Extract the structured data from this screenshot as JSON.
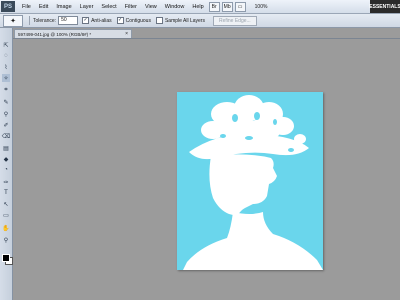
{
  "app": {
    "logo": "PS"
  },
  "menu": [
    "File",
    "Edit",
    "Image",
    "Layer",
    "Select",
    "Filter",
    "View",
    "Window",
    "Help"
  ],
  "mini_buttons": [
    "Br",
    "Mb",
    "▭"
  ],
  "zoom_level": "100%",
  "workspace": "ESSENTIALS",
  "options": {
    "tolerance_label": "Tolerance:",
    "tolerance_value": "50",
    "anti_alias_label": "Anti-alias",
    "contiguous_label": "Contiguous",
    "sample_all_layers_label": "Sample All Layers",
    "refine_edge_label": "Refine Edge..."
  },
  "document": {
    "tab_title": "597499-041.jpg @ 100% (RGB/8#) *",
    "close_label": "×"
  },
  "tools": [
    "⇱",
    "◌",
    "⌇",
    "✧",
    "⌗",
    "✎",
    "⚲",
    "✐",
    "⌫",
    "▤",
    "◆",
    "◔",
    "✑",
    "T",
    "↖",
    "▭",
    "✋",
    "⚲"
  ],
  "colors": {
    "canvas_bg": "#6ad6ec",
    "silhouette": "#ffffff",
    "workspace_bg": "#9b9b9b"
  }
}
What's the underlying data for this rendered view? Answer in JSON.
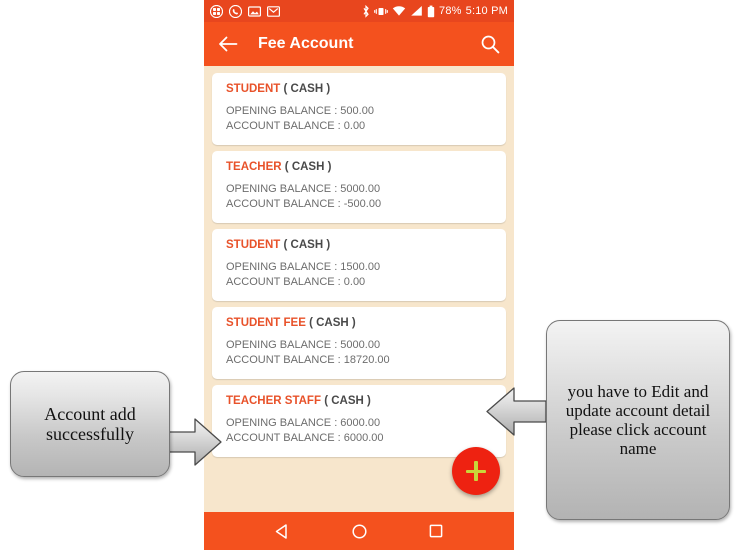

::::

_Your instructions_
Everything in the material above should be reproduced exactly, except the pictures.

_Written response_
Extract the structured data from this screenshot as JSON.
{
  "app": {
    "logo": "PS"
  },
  "menu": [
    "File",
    "Edit",
    "Image",
    "Layer",
    "Select",
    "Filter",
    "View",
    "Window",
    "Help"
  ],
  "mini_buttons": [
    "Br",
    "Mb",
    "▭"
  ],
  "zoom_level": "100%",
  "workspace": "ESSENTIALS",
  "options": {
    "tolerance_label": "Tolerance:",
    "tolerance_value": "50",
    "anti_alias_label": "Anti-alias",
    "contiguous_label": "Contiguous",
    "sample_all_layers_label": "Sample All Layers",
    "refine_edge_label": "Refine Edge..."
  },
  "document": {
    "tab_title": "597499-041.jpg @ 100% (RGB/8#) *",
    "close_label": "×"
  },
  "tools": [
    "⇱",
    "◌",
    "⌇",
    "✧",
    "⌗",
    "✎",
    "⚲",
    "✐",
    "⌫",
    "▤",
    "◆",
    "◔",
    "✑",
    "T",
    "↖",
    "▭",
    "✋",
    "⚲"
  ],
  "colors": {
    "canvas_bg": "#6ad6ec",
    "silhouette": "#ffffff",
    "workspace_bg": "#9b9b9b"
  }
}
What's the underlying data for this rendered view? Answer in JSON.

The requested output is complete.